[Start of Attachment]
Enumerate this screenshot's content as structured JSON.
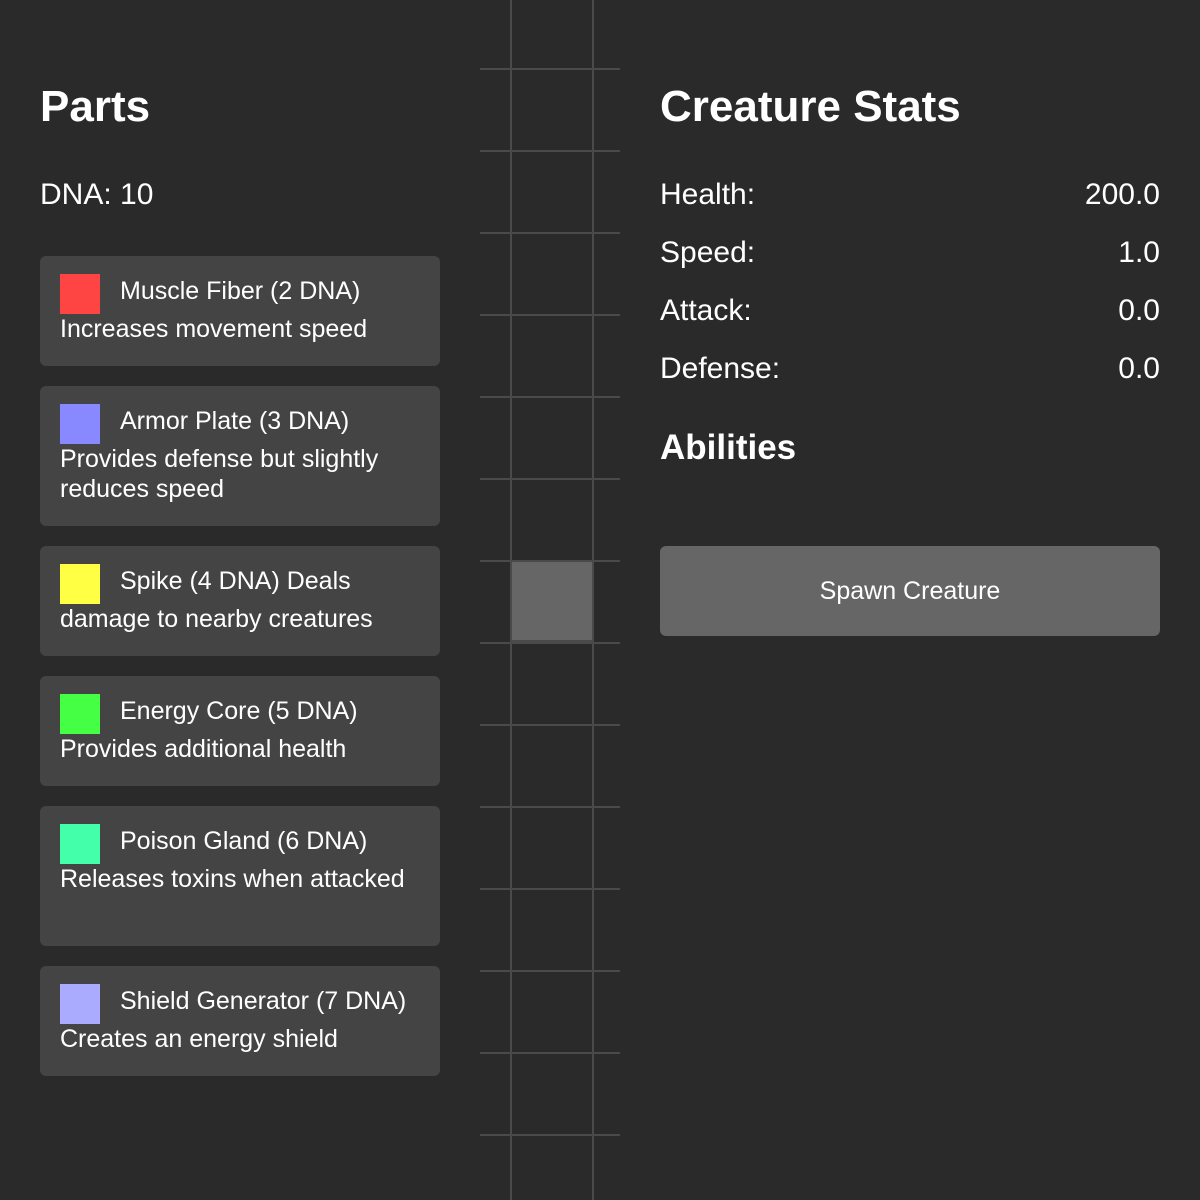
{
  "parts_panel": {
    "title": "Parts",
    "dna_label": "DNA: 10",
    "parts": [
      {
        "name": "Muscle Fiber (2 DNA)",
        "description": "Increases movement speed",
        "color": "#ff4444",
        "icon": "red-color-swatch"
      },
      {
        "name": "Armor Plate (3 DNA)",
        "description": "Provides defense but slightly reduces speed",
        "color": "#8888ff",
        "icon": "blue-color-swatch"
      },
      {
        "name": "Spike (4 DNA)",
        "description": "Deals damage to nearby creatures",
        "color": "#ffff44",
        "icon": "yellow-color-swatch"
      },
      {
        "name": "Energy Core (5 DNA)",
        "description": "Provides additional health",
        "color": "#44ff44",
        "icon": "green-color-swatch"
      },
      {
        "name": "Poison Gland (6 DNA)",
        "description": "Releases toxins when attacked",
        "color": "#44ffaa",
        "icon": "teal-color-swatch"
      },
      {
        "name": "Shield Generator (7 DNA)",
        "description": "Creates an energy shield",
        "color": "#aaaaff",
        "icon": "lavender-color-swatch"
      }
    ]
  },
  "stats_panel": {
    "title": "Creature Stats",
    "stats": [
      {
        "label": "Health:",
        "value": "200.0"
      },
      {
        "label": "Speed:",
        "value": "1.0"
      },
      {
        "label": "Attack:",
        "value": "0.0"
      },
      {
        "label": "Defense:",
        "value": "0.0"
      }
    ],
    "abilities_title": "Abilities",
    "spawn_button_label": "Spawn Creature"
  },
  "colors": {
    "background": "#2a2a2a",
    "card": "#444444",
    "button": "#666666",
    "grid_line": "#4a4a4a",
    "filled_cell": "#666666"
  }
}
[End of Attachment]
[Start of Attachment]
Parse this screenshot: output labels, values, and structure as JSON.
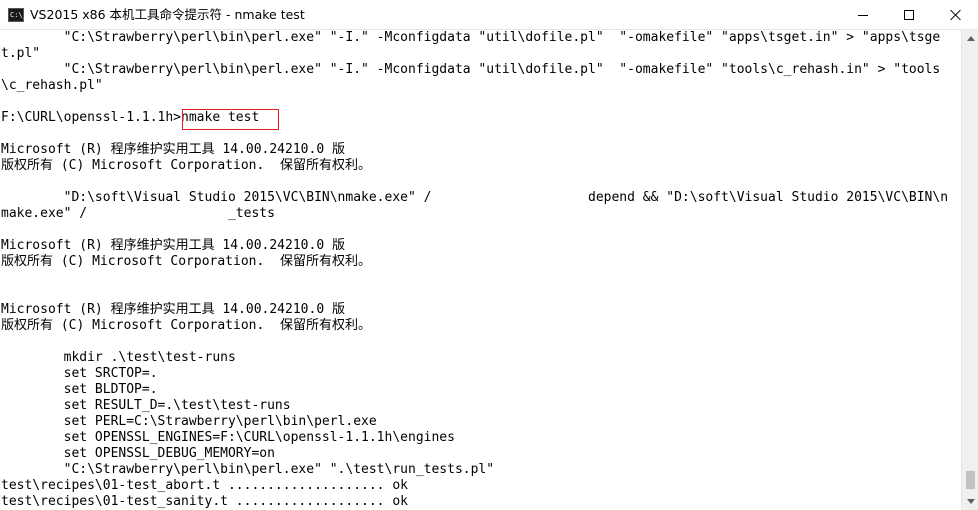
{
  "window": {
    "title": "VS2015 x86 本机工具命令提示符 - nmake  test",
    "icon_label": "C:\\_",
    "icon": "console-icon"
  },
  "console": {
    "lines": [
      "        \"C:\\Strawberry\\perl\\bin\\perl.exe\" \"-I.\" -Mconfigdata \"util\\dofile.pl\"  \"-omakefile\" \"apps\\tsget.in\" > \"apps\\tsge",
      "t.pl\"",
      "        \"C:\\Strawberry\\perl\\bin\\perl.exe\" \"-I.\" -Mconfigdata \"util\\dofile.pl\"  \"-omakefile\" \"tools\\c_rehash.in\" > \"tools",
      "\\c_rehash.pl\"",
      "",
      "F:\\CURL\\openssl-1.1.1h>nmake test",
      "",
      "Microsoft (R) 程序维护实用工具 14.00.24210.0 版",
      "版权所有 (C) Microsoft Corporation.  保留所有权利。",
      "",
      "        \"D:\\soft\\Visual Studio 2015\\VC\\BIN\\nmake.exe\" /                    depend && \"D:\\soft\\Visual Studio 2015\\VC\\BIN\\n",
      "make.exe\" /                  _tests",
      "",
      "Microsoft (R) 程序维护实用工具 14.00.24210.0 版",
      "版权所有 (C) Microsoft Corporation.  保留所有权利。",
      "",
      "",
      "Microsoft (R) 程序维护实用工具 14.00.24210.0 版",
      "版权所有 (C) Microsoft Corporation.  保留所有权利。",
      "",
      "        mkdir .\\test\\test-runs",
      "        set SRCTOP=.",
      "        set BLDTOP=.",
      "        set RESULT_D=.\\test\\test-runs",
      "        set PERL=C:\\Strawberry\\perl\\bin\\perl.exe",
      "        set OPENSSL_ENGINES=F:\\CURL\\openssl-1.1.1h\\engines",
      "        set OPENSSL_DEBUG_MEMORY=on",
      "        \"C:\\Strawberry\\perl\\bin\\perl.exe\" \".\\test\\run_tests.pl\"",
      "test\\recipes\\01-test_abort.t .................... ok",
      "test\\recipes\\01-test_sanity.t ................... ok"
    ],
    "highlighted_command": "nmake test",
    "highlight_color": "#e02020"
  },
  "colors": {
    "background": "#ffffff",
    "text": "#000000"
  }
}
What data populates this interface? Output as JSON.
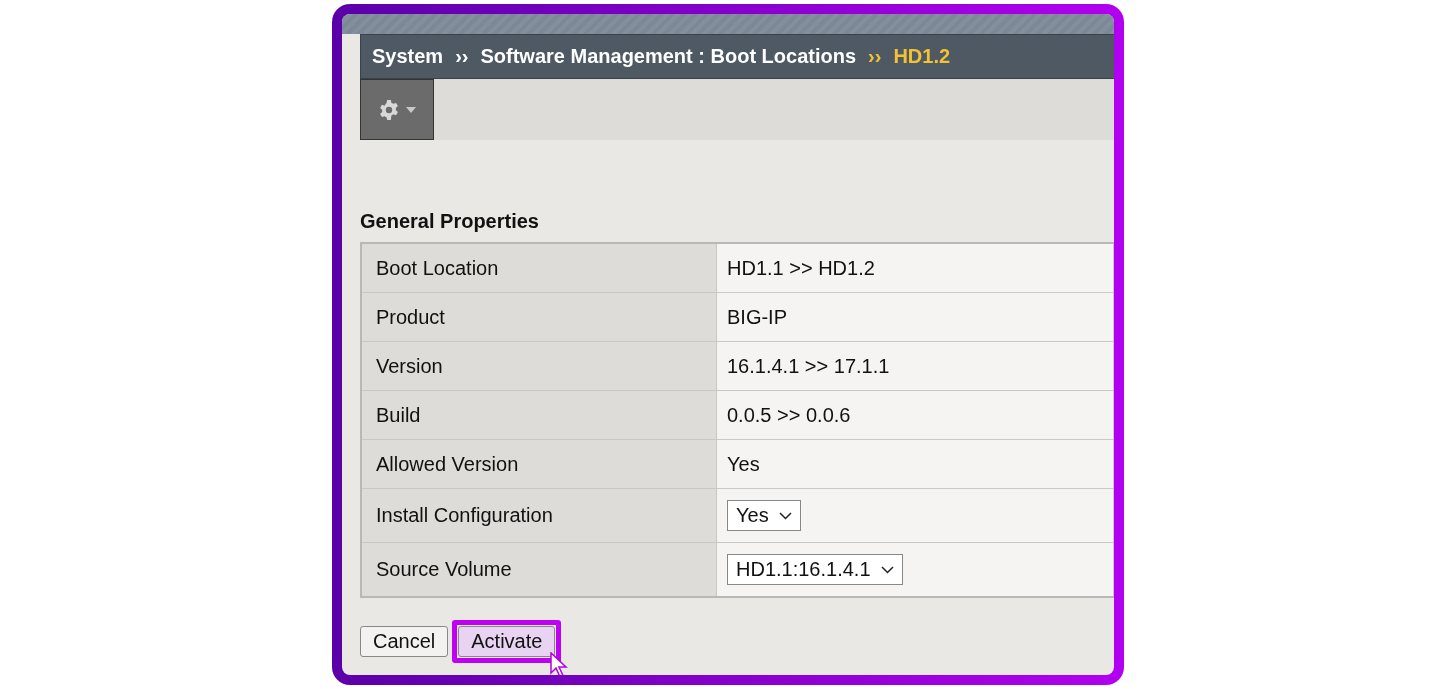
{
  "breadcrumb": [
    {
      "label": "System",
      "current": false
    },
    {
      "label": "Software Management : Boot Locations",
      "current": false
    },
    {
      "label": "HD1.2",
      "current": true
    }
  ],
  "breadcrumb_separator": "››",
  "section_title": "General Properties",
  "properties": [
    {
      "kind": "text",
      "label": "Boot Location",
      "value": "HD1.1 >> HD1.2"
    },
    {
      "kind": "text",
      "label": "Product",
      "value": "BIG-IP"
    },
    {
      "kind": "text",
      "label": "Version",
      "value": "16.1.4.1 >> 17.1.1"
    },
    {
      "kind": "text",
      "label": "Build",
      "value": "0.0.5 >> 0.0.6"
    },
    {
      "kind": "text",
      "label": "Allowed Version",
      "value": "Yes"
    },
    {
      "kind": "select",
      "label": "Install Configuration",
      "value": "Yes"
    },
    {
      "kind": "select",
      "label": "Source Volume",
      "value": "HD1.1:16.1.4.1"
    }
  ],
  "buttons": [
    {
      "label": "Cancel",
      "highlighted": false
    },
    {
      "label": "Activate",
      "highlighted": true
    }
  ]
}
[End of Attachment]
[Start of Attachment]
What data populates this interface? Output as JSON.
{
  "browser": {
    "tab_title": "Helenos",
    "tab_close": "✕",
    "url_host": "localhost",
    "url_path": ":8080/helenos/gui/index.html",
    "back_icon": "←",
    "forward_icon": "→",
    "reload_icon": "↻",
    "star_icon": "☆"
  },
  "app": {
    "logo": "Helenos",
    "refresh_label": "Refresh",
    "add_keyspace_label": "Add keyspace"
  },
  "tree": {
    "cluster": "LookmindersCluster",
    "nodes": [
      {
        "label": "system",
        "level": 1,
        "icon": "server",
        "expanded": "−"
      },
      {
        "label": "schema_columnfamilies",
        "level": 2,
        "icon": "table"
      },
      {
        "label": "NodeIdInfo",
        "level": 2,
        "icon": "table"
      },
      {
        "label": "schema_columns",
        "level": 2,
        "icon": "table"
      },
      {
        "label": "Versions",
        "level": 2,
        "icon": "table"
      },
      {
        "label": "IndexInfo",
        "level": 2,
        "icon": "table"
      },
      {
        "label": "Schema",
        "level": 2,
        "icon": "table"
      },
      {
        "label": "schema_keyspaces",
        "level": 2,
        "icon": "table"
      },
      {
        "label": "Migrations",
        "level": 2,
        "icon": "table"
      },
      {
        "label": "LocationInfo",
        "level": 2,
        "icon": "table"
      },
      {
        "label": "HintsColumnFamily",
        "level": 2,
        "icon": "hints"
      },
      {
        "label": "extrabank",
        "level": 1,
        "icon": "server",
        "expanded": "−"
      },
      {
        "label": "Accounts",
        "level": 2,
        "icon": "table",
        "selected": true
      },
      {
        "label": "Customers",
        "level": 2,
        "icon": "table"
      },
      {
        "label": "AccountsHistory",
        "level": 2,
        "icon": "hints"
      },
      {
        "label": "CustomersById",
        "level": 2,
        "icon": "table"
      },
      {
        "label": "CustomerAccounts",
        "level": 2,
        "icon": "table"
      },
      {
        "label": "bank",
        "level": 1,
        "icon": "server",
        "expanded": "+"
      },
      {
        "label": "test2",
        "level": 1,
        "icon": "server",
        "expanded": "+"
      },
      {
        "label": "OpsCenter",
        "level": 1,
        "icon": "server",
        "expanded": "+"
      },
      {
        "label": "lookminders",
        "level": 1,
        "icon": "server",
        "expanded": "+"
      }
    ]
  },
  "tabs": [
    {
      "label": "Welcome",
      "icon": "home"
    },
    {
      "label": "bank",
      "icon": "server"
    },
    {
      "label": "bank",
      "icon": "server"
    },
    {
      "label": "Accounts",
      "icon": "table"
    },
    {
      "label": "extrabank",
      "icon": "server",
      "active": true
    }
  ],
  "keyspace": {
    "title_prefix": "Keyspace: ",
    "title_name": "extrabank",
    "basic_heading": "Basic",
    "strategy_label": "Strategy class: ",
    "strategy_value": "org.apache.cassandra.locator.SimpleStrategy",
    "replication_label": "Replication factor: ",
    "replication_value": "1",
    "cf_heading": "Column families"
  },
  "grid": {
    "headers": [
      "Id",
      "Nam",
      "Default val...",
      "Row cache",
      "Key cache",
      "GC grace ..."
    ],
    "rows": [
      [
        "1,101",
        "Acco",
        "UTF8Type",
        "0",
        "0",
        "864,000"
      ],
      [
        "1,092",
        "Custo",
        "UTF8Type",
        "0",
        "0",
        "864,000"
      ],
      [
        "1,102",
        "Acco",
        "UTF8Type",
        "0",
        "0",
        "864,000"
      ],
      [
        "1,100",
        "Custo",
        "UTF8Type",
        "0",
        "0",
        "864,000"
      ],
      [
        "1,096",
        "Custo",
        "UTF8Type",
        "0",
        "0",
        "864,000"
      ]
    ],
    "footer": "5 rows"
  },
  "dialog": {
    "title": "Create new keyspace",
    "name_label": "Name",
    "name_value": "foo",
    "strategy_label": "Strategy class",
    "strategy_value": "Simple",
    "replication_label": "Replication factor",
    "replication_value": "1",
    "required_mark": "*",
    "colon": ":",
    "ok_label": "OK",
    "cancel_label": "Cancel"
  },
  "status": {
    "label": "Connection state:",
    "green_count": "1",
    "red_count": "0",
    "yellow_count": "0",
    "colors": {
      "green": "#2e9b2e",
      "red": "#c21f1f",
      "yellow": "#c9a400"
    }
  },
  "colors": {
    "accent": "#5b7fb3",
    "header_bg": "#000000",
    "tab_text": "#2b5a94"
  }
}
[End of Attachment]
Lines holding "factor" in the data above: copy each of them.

    "replication_label": "Replication factor: ",
    "replication_label": "Replication factor",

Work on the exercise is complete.